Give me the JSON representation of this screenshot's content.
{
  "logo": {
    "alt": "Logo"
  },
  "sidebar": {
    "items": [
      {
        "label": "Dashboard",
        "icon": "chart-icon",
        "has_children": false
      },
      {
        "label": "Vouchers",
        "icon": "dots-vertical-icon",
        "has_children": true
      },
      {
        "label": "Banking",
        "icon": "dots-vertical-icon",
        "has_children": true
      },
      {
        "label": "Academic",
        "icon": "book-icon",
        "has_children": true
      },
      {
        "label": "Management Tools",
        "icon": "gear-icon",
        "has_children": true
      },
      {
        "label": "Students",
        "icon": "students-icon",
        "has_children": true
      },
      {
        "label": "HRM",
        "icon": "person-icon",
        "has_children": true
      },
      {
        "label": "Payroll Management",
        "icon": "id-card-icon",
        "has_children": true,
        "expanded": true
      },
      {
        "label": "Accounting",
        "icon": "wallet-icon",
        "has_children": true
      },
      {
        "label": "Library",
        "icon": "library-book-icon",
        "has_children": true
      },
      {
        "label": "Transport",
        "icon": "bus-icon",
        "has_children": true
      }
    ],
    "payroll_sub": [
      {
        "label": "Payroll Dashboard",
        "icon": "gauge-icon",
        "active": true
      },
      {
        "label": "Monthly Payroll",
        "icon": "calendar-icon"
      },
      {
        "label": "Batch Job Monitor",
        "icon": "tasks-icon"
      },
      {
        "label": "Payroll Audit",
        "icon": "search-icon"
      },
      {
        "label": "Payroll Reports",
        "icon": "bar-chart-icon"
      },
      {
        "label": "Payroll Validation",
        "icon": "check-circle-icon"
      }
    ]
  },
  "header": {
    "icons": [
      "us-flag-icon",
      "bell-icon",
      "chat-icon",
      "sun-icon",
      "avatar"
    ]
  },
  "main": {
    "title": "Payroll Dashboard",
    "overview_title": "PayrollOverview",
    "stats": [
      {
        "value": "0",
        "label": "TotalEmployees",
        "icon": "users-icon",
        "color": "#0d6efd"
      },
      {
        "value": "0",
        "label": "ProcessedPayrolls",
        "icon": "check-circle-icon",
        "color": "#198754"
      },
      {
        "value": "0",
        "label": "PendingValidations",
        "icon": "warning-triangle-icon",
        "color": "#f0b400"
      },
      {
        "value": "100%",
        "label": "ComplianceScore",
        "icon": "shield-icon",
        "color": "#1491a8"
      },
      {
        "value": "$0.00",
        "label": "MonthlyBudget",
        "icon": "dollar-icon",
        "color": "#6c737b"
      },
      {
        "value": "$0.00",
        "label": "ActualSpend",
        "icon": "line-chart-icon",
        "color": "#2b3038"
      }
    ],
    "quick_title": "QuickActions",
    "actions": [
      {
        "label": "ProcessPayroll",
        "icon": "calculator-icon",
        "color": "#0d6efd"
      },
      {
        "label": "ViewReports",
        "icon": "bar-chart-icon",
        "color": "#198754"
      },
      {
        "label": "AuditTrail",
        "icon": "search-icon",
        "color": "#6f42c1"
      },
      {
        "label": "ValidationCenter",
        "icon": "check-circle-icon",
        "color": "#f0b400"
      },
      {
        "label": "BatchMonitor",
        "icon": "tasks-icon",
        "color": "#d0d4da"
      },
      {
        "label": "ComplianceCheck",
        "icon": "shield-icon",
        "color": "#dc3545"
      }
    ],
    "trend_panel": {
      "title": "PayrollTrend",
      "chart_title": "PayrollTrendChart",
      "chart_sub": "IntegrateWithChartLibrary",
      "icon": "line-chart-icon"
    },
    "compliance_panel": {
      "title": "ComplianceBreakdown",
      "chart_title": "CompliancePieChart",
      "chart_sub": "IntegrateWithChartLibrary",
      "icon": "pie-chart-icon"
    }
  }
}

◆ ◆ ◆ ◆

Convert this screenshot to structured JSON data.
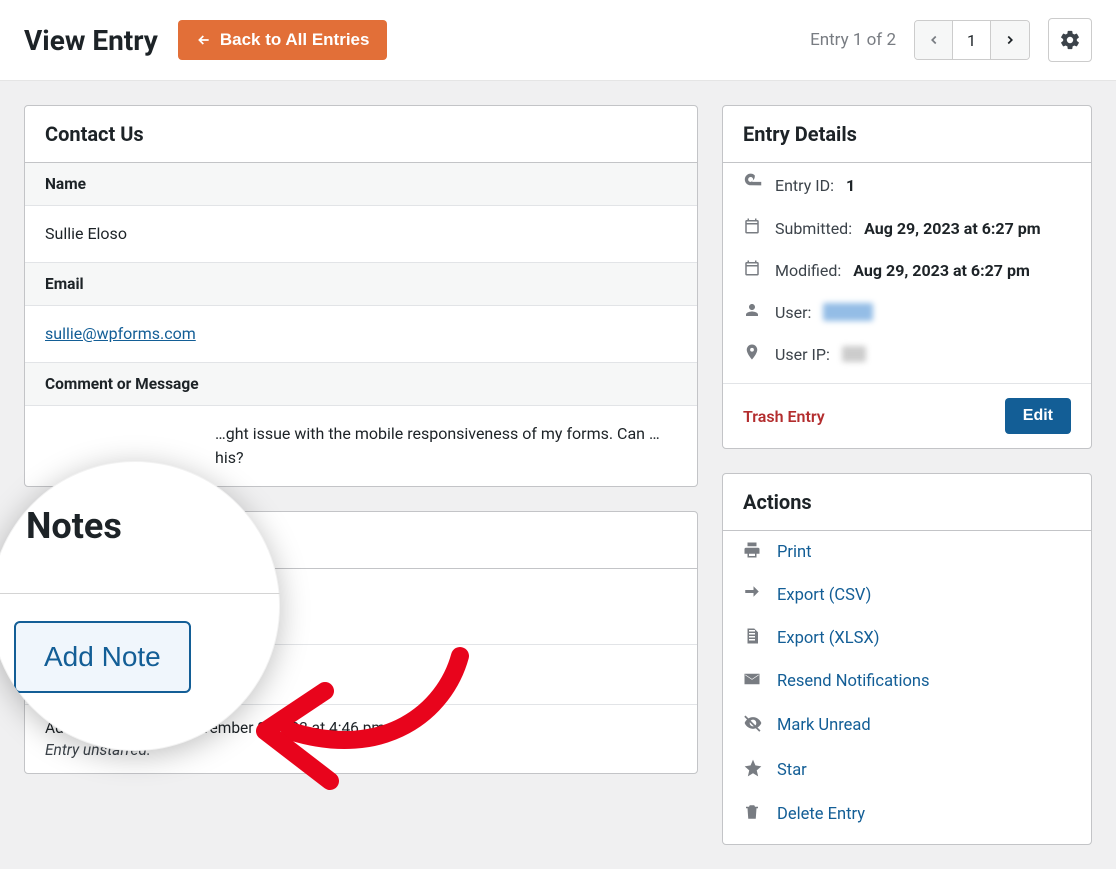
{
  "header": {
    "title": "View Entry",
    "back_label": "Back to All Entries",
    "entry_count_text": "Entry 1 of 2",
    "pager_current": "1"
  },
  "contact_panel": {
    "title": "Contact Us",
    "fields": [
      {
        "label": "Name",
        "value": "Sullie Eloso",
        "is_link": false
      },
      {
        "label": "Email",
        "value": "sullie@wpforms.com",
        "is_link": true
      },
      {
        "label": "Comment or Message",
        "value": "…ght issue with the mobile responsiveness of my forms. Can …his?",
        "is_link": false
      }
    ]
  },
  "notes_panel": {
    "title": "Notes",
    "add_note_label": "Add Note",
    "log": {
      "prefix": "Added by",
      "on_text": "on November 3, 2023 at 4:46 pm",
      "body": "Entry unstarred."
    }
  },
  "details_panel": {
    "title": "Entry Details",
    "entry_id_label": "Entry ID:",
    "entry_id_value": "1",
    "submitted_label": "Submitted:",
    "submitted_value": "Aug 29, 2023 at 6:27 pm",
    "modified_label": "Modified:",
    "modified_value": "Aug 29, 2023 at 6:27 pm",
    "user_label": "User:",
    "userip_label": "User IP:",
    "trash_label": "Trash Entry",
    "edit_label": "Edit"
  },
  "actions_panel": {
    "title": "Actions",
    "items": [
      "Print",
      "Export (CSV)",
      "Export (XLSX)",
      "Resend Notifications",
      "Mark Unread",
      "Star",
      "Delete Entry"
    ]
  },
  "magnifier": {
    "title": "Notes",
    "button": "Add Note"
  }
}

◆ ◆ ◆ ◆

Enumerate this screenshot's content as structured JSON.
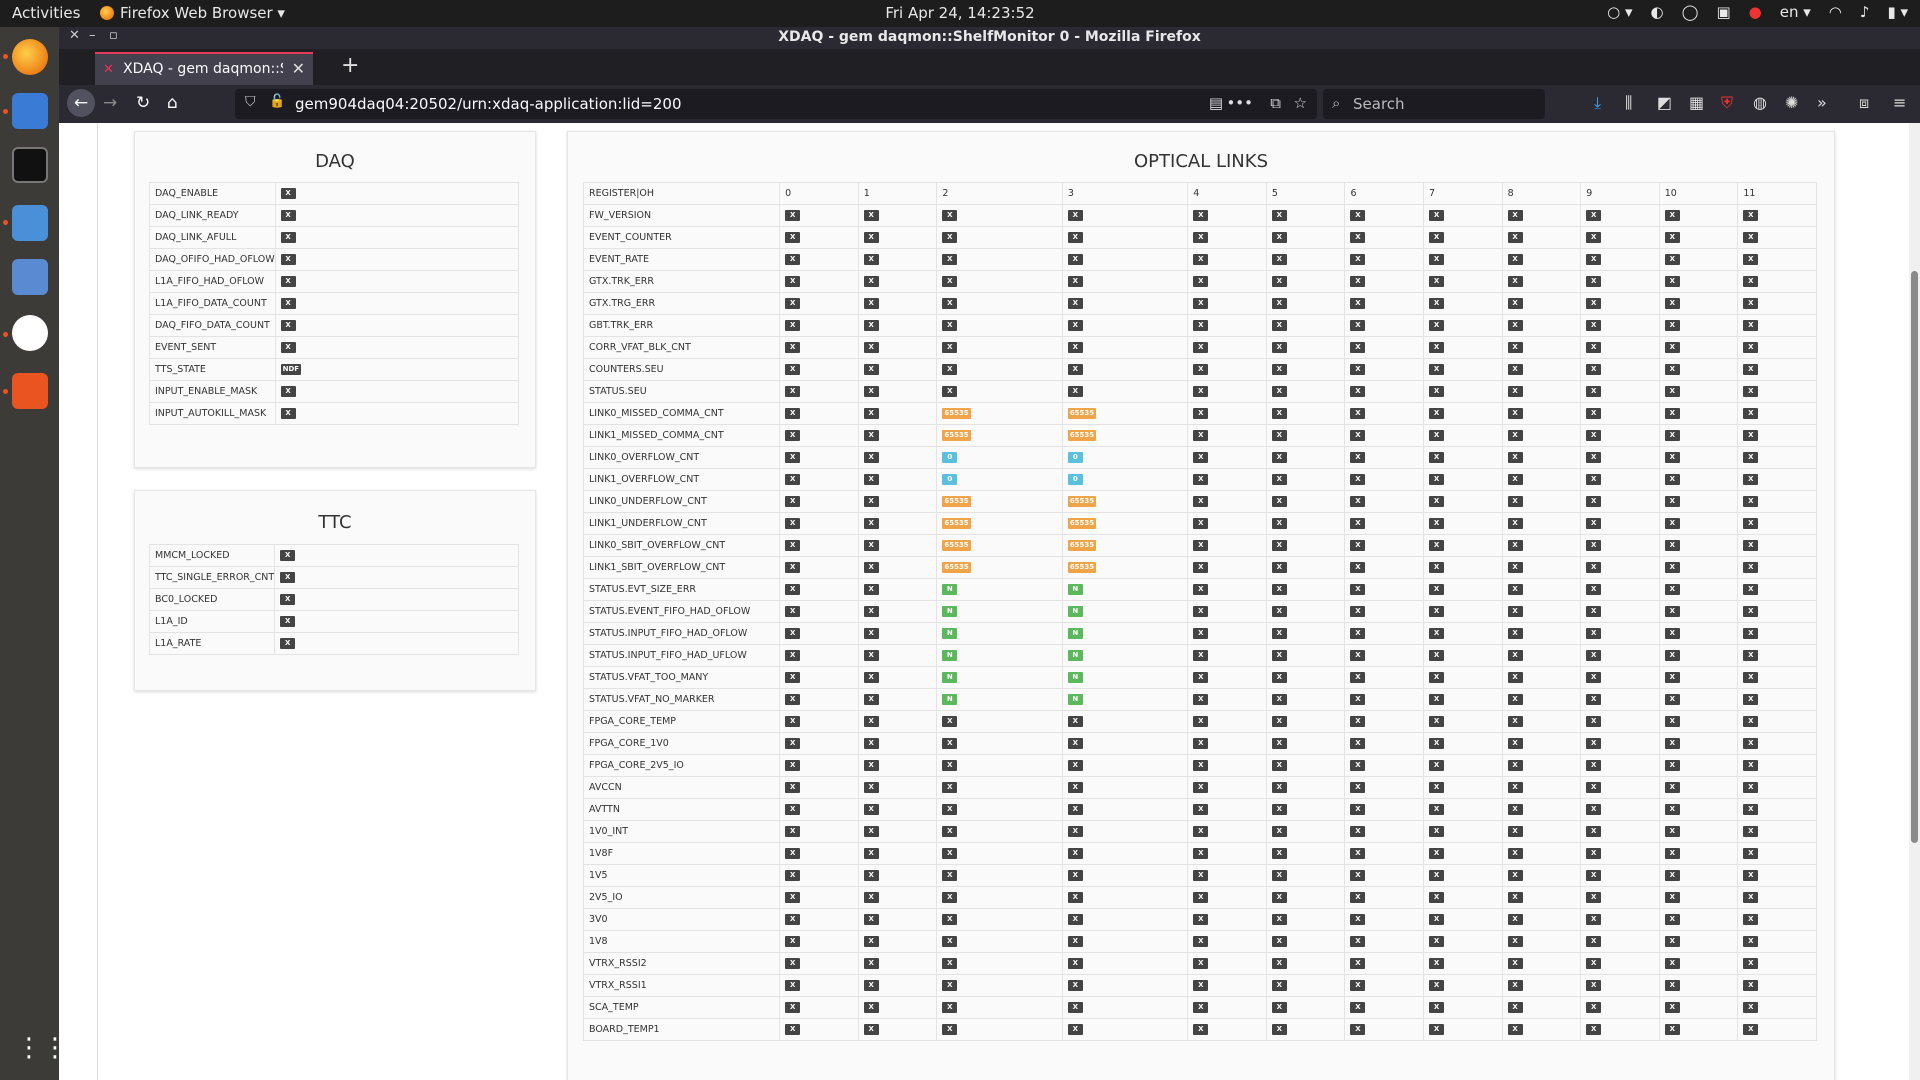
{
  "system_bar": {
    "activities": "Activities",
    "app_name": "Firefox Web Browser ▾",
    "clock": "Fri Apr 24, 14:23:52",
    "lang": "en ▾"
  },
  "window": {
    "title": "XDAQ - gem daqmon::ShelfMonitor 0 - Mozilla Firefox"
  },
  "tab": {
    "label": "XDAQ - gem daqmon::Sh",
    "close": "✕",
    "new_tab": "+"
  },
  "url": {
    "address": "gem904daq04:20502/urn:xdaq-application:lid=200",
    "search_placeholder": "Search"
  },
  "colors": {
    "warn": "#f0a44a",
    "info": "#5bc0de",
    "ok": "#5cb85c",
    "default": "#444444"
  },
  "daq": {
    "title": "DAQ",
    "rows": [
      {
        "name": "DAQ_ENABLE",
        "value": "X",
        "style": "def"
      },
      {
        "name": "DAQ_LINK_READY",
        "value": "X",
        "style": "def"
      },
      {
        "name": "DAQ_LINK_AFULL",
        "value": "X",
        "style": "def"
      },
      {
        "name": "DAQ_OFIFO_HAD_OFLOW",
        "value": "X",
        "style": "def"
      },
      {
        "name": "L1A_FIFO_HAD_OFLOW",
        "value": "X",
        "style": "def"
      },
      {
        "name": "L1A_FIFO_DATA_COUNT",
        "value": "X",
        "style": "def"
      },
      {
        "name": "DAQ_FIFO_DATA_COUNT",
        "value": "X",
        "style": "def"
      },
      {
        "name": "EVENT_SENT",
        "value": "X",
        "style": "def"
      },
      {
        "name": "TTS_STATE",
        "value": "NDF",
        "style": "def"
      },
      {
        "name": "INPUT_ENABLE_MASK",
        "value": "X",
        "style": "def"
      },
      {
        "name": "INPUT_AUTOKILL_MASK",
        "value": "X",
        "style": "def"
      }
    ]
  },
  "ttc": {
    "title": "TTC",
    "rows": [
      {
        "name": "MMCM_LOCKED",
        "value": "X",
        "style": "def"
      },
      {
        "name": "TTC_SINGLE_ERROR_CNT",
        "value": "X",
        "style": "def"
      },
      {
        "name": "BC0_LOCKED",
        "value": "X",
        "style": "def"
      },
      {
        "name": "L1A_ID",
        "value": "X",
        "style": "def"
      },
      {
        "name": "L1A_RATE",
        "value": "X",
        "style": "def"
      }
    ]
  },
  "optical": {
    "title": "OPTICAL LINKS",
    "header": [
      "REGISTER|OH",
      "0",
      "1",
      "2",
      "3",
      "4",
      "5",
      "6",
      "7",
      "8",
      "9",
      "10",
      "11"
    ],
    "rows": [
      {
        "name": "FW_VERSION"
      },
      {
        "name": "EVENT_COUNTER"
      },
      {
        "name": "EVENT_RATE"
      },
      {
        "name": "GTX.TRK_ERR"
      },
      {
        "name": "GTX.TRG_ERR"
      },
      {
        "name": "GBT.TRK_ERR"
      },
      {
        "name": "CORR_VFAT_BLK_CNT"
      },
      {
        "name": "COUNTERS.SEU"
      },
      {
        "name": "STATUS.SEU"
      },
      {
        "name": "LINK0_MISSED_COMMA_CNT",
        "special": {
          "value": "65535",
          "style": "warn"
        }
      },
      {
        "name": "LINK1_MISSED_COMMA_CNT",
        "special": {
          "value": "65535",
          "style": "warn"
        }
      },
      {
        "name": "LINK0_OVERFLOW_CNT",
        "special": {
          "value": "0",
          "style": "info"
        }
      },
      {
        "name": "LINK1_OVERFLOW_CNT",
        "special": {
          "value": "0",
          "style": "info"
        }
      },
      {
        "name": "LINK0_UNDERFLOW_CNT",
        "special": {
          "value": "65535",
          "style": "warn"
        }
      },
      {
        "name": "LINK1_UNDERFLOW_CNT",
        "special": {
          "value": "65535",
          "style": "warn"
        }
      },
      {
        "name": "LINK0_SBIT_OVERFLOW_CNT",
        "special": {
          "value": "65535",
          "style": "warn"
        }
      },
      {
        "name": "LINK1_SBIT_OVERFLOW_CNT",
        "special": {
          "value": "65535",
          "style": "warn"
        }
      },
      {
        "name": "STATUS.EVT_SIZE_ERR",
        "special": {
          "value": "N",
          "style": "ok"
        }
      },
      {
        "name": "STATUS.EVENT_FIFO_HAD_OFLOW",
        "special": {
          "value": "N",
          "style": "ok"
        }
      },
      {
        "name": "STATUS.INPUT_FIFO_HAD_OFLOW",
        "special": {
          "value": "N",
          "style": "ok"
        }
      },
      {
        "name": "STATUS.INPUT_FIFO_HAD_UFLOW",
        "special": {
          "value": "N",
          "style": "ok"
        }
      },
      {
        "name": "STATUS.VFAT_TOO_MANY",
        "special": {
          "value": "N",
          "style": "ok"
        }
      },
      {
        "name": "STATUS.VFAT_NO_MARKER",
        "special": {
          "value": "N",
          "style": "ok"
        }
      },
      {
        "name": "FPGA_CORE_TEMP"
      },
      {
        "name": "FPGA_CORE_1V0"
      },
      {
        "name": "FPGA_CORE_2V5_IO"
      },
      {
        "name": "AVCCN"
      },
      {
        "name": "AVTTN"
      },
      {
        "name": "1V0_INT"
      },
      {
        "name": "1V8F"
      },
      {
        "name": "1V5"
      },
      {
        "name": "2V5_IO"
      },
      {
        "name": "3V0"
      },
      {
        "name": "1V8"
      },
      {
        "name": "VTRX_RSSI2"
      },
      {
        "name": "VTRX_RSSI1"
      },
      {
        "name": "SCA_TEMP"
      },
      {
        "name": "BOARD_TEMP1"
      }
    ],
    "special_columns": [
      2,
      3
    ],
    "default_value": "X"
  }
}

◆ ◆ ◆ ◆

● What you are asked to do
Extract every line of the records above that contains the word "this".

● Exercise output
Give me the JSON representation of this screenshot's content.
Convert this screenshot to structured JSON data.
Enumerate this screenshot's content as structured JSON.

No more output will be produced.